Schneider Electric Seals the Deal with Invensys

Jan. 23, 2014
The acquisition of Invensys by Schneider Electric has been completed, extending Schneider Electric’s reach into the process industries. Schneider Electric executive vice president Clemens Blum and Invensys CEO and president Michael Caliel explain the reasoning behind the acquisition and their near-term plans.

In July of 2013, we first learned officially of Schneider Electric’s plan to acquire Invensys. Since that time there has been much speculation as to how the acquisition would unfold and what it would mean for the Invensys brands and technologies that are so well-known in the process and batch industries.

Now that the acquisition has been finalized, I had the opportunity to speak with Clemens Blum, Schneider Electric’s Executive Vice President, Industry Business and Michael Caliel, Invensys’s CEO and President, Software and Industrial Automation.

Explaining the interest Schneider Electric had in acquiring Invensys, a process that began some two years ago, Blum noted five key reasons:

1. Schneider Electric has historically been very OEM-oriented and focused on the discrete automation world. Invensys’s foothold in the process industries provided a means of entry into the process market, which Schneider Electric did not have. While discussing this point, Caliel cited the capabilities Invensys provides from a human resource standpoint in this area. “An experienced workforce with a long-term history in process industry is key,” he said. “It's a very important asset for our future.”

2. A key element of Schneider Electric’s PlantStruxure is DCS functionality. Investing in R&D to develop DCS is one thing, getting business from the process industries without an installed is difficult, Blum said. “Invensys has a significant installed base all over the world in this area.”

3. Invensys will significantly improve Schneider Electric’s execution capability with turnkey automation projects.

4. Blum cited Invenys’s strong brand recognition in the process industries where an “excellent safety reputation” is necessary.
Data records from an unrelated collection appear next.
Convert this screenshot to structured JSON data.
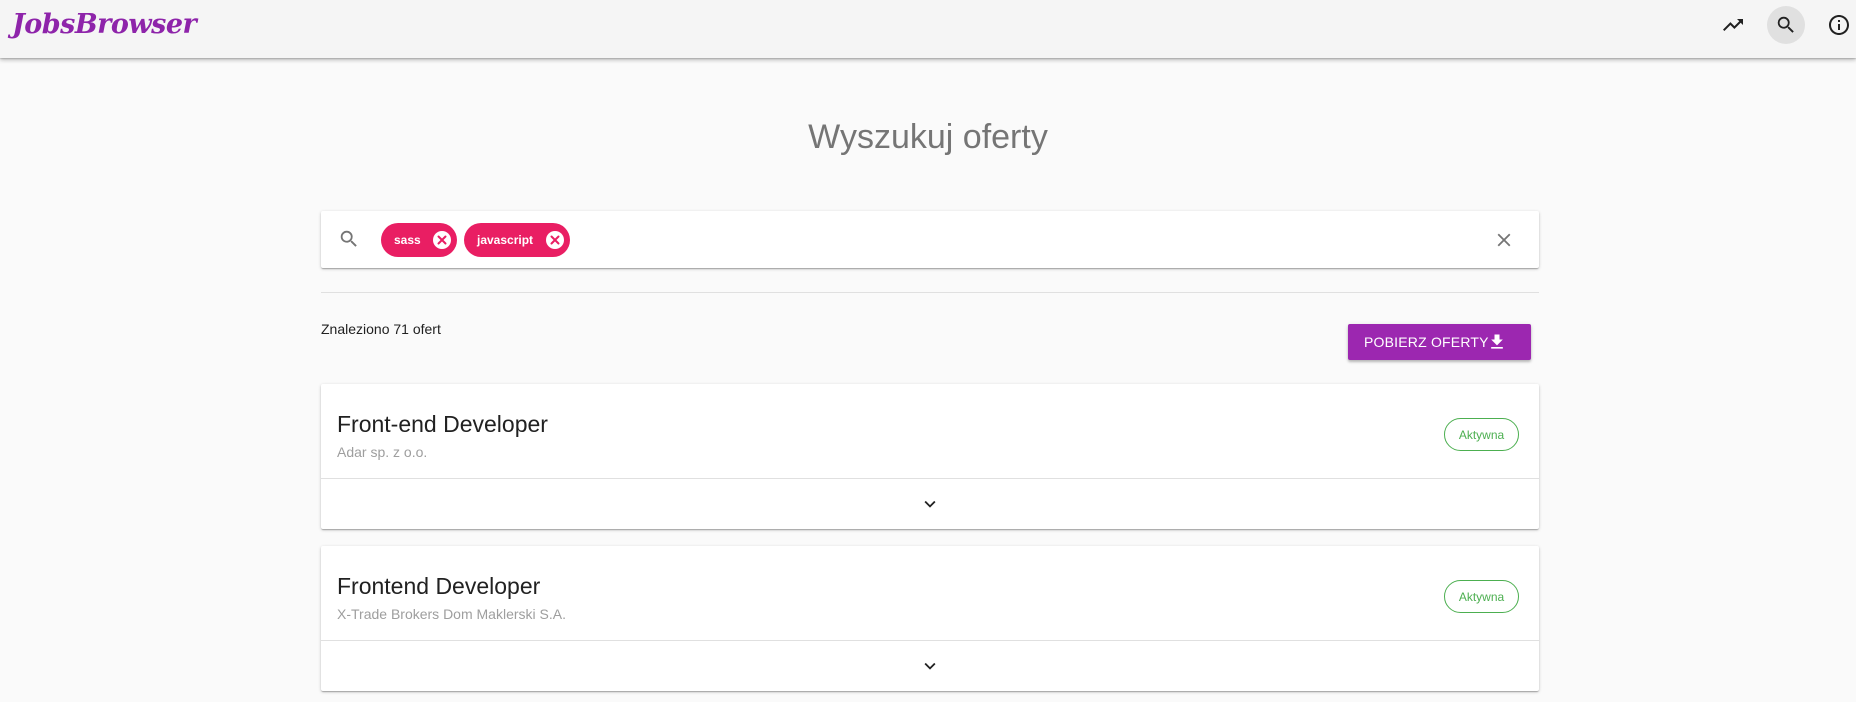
{
  "app": {
    "logo": "JobsBrowser"
  },
  "appbar": {
    "icons": [
      "trending-up-icon",
      "search-icon",
      "info-icon"
    ],
    "active_icon": "search-icon"
  },
  "page": {
    "title": "Wyszukuj oferty"
  },
  "search": {
    "chips": [
      {
        "label": "sass"
      },
      {
        "label": "javascript"
      }
    ],
    "chip_color": "#e91e63"
  },
  "results": {
    "count_text": "Znaleziono 71 ofert",
    "download_label": "POBIERZ OFERTY"
  },
  "jobs": [
    {
      "title": "Front-end Developer",
      "company": "Adar sp. z o.o.",
      "status": "Aktywna"
    },
    {
      "title": "Frontend Developer",
      "company": "X-Trade Brokers Dom Maklerski S.A.",
      "status": "Aktywna"
    }
  ],
  "colors": {
    "brand": "#8e24aa",
    "button": "#9c27b0",
    "status_active": "#4caf50"
  }
}
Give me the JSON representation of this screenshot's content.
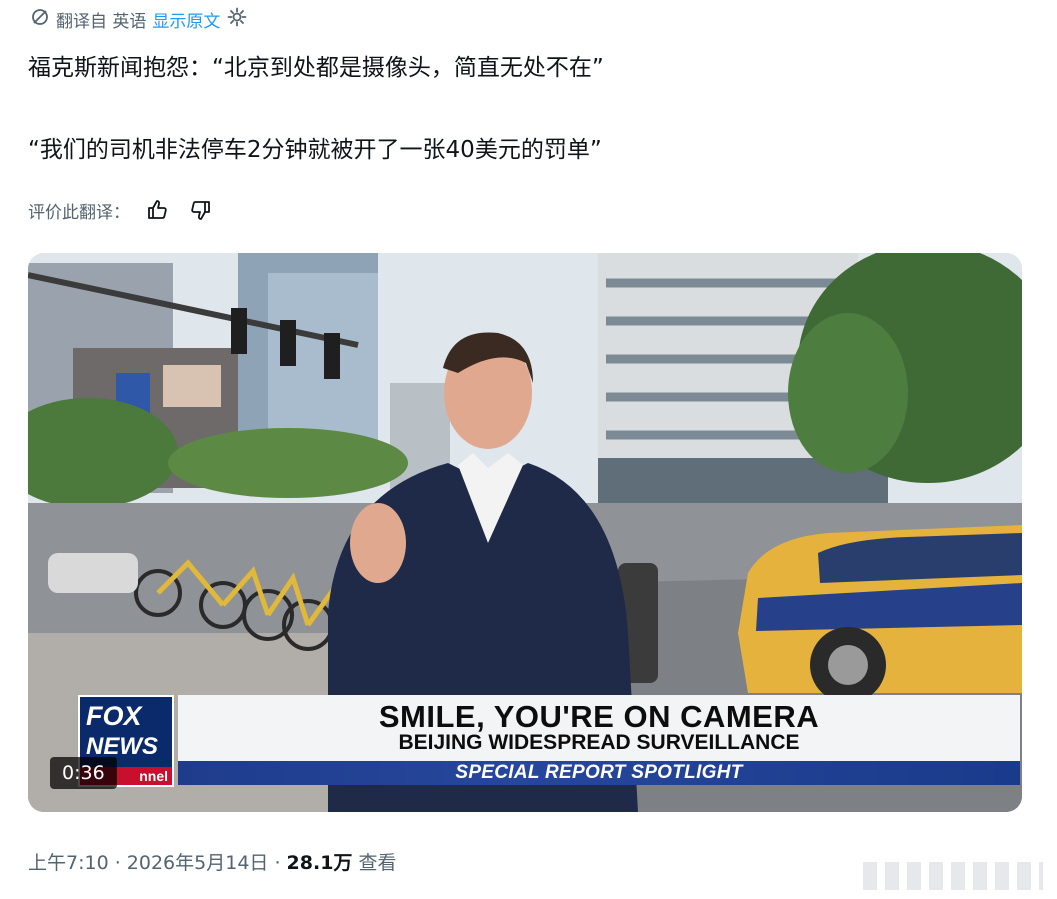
{
  "translation_bar": {
    "icon": "translate-slash-icon",
    "translated_from": "翻译自 英语",
    "show_original": "显示原文",
    "settings_icon": "gear-icon"
  },
  "post": {
    "line1": "福克斯新闻抱怨：“北京到处都是摄像头，简直无处不在”",
    "line2": "“我们的司机非法停车2分钟就被开了一张40美元的罚单”",
    "rate_label": "评价此翻译：",
    "thumbs_up_icon": "thumbs-up-icon",
    "thumbs_down_icon": "thumbs-down-icon"
  },
  "video": {
    "headline": "SMILE, YOU'RE ON CAMERA",
    "subline": "BEIJING WIDESPREAD SURVEILLANCE",
    "segment": "SPECIAL REPORT SPOTLIGHT",
    "logo_fox": "FOX",
    "logo_news": "NEWS",
    "logo_channel": "nnel",
    "duration": "0:36",
    "colors": {
      "banner_blue": "#1f3c8c",
      "logo_blue": "#0a2a6b",
      "logo_red": "#c8102e"
    }
  },
  "meta": {
    "time": "上午7:10",
    "sep1": " · ",
    "date": "2026年5月14日",
    "sep2": " · ",
    "views": "28.1万",
    "views_label": " 查看"
  }
}
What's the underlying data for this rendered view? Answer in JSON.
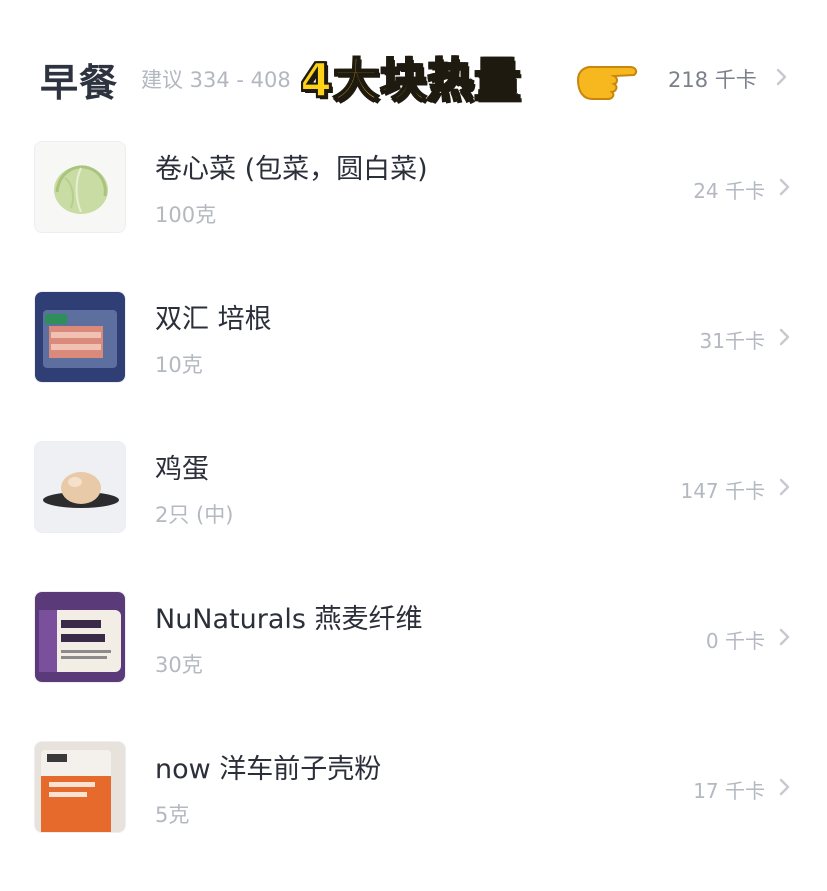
{
  "meal": {
    "title": "早餐",
    "suggestion": "建议 334 - 408",
    "total": "218 千卡"
  },
  "overlay_caption": "4大块热量",
  "items": [
    {
      "name": "卷心菜 (包菜，圆白菜)",
      "amount": "100克",
      "kcal": "24 千卡",
      "image_icon": "cabbage-thumbnail"
    },
    {
      "name": "双汇 培根",
      "amount": "10克",
      "kcal": "31千卡",
      "image_icon": "bacon-package-thumbnail"
    },
    {
      "name": "鸡蛋",
      "amount": "2只 (中)",
      "kcal": "147 千卡",
      "image_icon": "egg-thumbnail"
    },
    {
      "name": "NuNaturals 燕麦纤维",
      "amount": "30克",
      "kcal": "0 千卡",
      "image_icon": "oat-fiber-package-thumbnail"
    },
    {
      "name": "now 洋车前子壳粉",
      "amount": "5克",
      "kcal": "17 千卡",
      "image_icon": "psyllium-package-thumbnail"
    }
  ],
  "colors": {
    "title": "#2e3340",
    "secondary_text": "#b4b8c1",
    "overlay_fill": "#ffd21a",
    "overlay_stroke": "#1e1a10"
  }
}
He said that Invensys brands such as Foxboro, Triconex, and Wonderware play a major role here.

5. The industry trend around the convergence of operations and IT is extremely important in driving production efficiencies. “Invensys adds a significant portfolio of established offerings and brands here as well,” said Blum.

When asked about product or technology overlaps between the two companies that could lead to consolidation of one product or brand into another, Caliel said that since the merging of the two businesses is still in the early stages, the companies have been limited legally from addressing this in great detail as they went through the closing process. “But it will be one of the first orders of business,” he said.
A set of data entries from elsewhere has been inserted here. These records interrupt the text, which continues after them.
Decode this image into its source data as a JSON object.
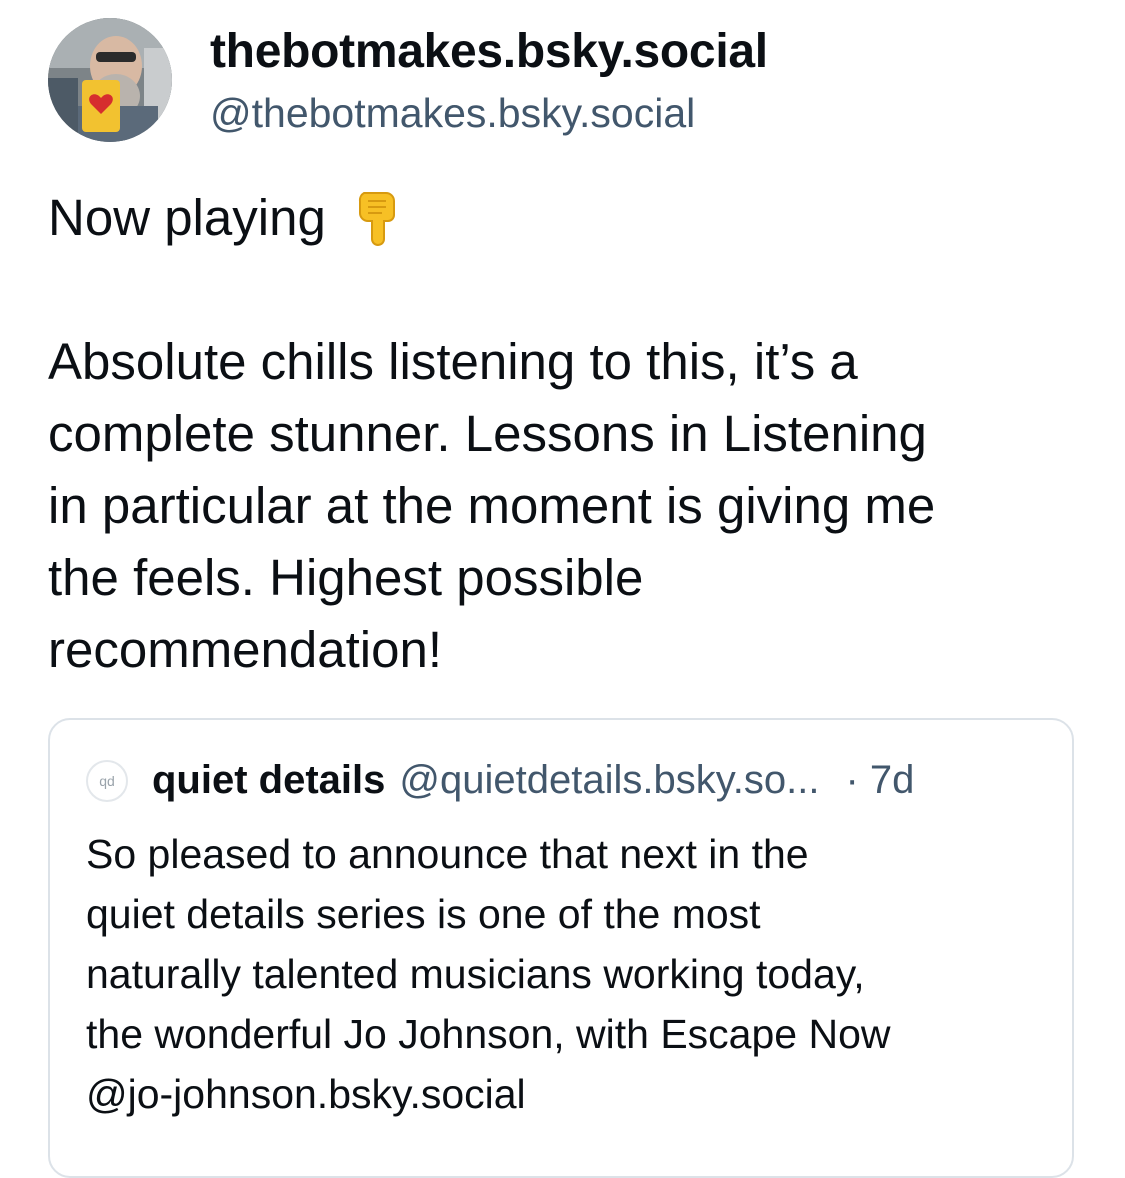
{
  "post": {
    "author_display_name": "thebotmakes.bsky.social",
    "author_handle": "@thebotmakes.bsky.social",
    "now_playing": "Now playing",
    "emoji_icon": "backhand-index-pointing-down-icon",
    "text_lines": [
      "Absolute chills listening to this, it’s a",
      "complete stunner.  Lessons in Listening",
      "in particular at the moment is giving me",
      "the feels.  Highest possible",
      "recommendation!"
    ]
  },
  "quote": {
    "avatar_text": "qd",
    "display_name": "quiet details",
    "handle": "@quietdetails.bsky.so...",
    "time": "· 7d",
    "text_lines": [
      "So pleased to announce that next in the",
      "quiet details series is one of the most",
      "naturally talented musicians working today,",
      "the wonderful Jo Johnson, with Escape Now",
      "@jo-johnson.bsky.social"
    ]
  },
  "colors": {
    "text_primary": "#0b0f14",
    "text_secondary": "#42576c",
    "card_border": "#dce2e8"
  }
}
Caliel did point out, however, that both companies were surprised at the “complementary nature of the technologies and portfolios that the two business have, as well as the complementary nature of the end markets and industry sectors” each business serves.
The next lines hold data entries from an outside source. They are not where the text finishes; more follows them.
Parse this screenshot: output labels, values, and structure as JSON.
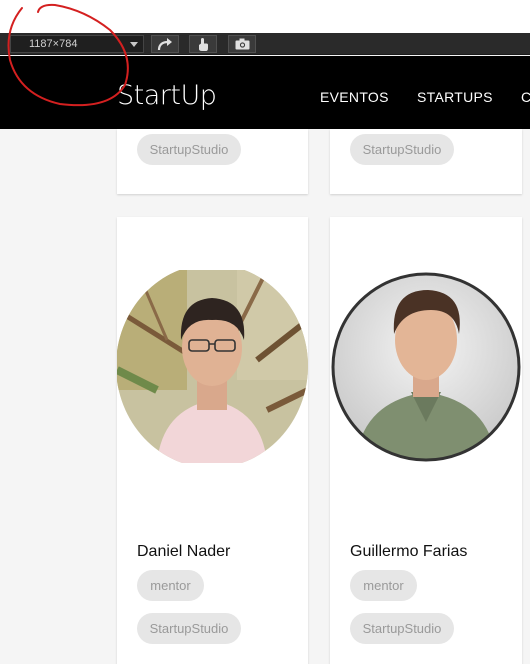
{
  "devtools": {
    "viewport_size": "1187×784",
    "icons": [
      "rotate-icon",
      "touch-icon",
      "camera-icon"
    ]
  },
  "site": {
    "logo": "StartUp",
    "nav": [
      "EVENTOS",
      "STARTUPS",
      "C"
    ]
  },
  "cards_top": [
    {
      "tag": "StartupStudio"
    },
    {
      "tag": "StartupStudio"
    }
  ],
  "people": [
    {
      "name": "Daniel Nader",
      "role_tag": "mentor",
      "org_tag": "StartupStudio"
    },
    {
      "name": "Guillermo Farias",
      "role_tag": "mentor",
      "org_tag": "StartupStudio"
    }
  ],
  "colors": {
    "header_bg": "#000000",
    "page_bg": "#f5f5f5",
    "tag_bg": "#e6e6e6",
    "annotation": "#d42020"
  }
}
“We expected to find more overlaps, but it was hard to find any,” said Blum, “even in an area like HMI/SCADA.” He said that as the two companies began discussions about each product and the markets they addressed, the HMI/SCADA products from each company proved to be more complementary than overlapping.

In terms of what the acquisition means for customers, Caliel said “our goal is for the process to be transparent.” He added that early feedback from key global clients have reinforced the positive feelings the companies have internally about the acquisition.

After the companies work through the initial migration process as Invensys approaches its fiscal year end in March, the focus will turn to near-term goals.

“We believe we can accelerate R&D roadmaps using bits and pieces from each company that were missing from the other,” said Blum. “This is a unique deal we’ve done here. The future possibilities for the combined company can really change the industrial landscape.”

For more official information about the acquisition—and what it means to customers, partners and employees—see the video below from Invensys.

Companies in this Article

Sponsored Recommendations

Understanding and Using E-Stops

E-stops, or emergency stop switches, are used to ensure machine as well as personnel safety. They are used to provide a consistent and predictable failsafe response on a wide ...

Demystifying motor disconnect switches: What are they and how are they used?

From conveyor belts to drum mixers, motors are used in virtually every industrial application to drive machinery. Equipment downtime is the main motivation behind monitoring and...

Full Line of DIN Rail Terminal Blocks Video

Altech offers an extensive line of DIN Rail Terminal Blocks including all major Connection Technologies available in the industry to meet requirements for a vast variety of applications...

The Value of Integrating DIN Rail Cylindrical Fuse Holders Into Your Designs

What short circuit currents do I have to consider when purchasing a DIN rail cylindrical fuse holder? That data is available from the manufacturer. For example, Altech cylindrical...